* _Task statement_:
Each line of the data below goes into the copy exactly; pictures do not.

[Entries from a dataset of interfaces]
++++++++++++++++++++

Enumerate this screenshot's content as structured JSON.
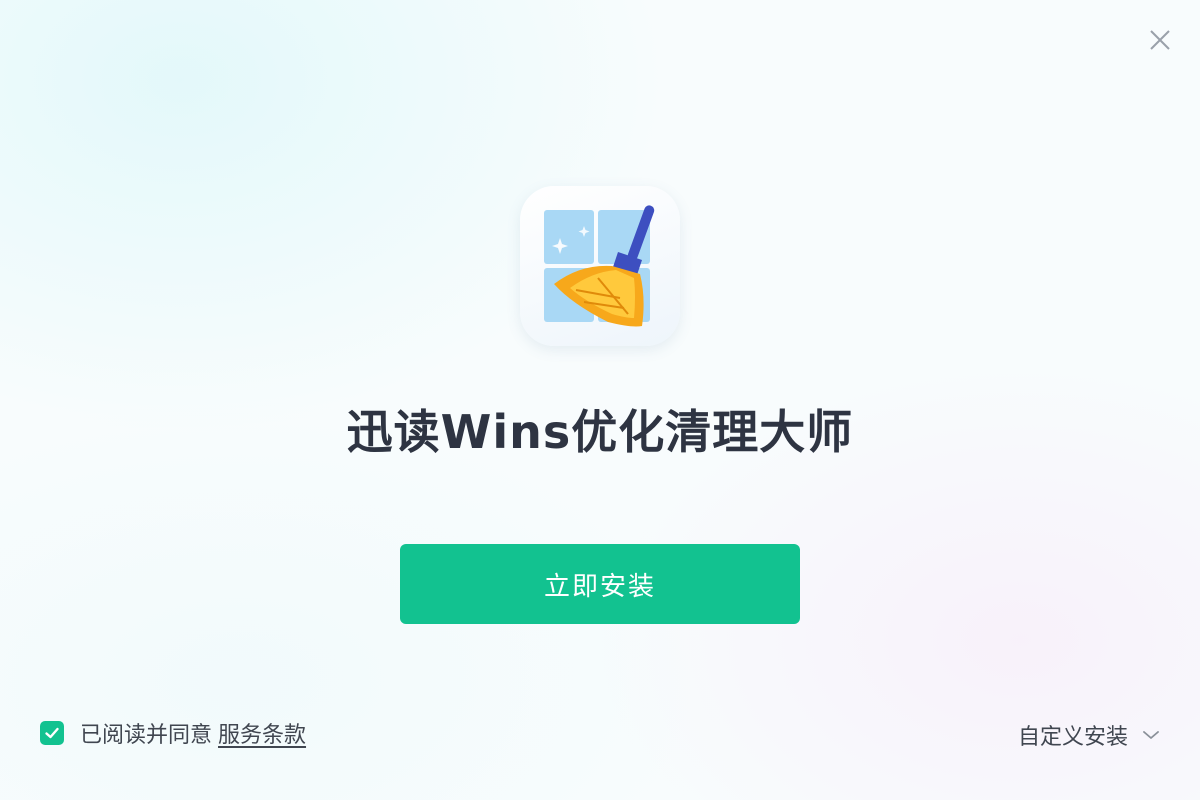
{
  "window": {
    "close_icon": "close-icon"
  },
  "app": {
    "icon": "broom-window-icon",
    "title": "迅读Wins优化清理大师"
  },
  "install_button": {
    "label": "立即安装"
  },
  "agreement": {
    "checked": true,
    "text": "已阅读并同意",
    "terms_link": "服务条款"
  },
  "custom_install": {
    "label": "自定义安装",
    "icon": "chevron-down-icon"
  },
  "colors": {
    "accent": "#12c290",
    "title_text": "#2e3442",
    "body_text": "#404650"
  }
}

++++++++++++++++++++

* _Solution to this exercise_:
Enumerate this screenshot's content as structured JSON.
{
  "window": {
    "close_icon": "close-icon"
  },
  "app": {
    "icon": "broom-window-icon",
    "title": "迅读Wins优化清理大师"
  },
  "install_button": {
    "label": "立即安装"
  },
  "agreement": {
    "checked": true,
    "text": "已阅读并同意",
    "terms_link": "服务条款"
  },
  "custom_install": {
    "label": "自定义安装",
    "icon": "chevron-down-icon"
  },
  "colors": {
    "accent": "#12c290",
    "title_text": "#2e3442",
    "body_text": "#404650"
  }
}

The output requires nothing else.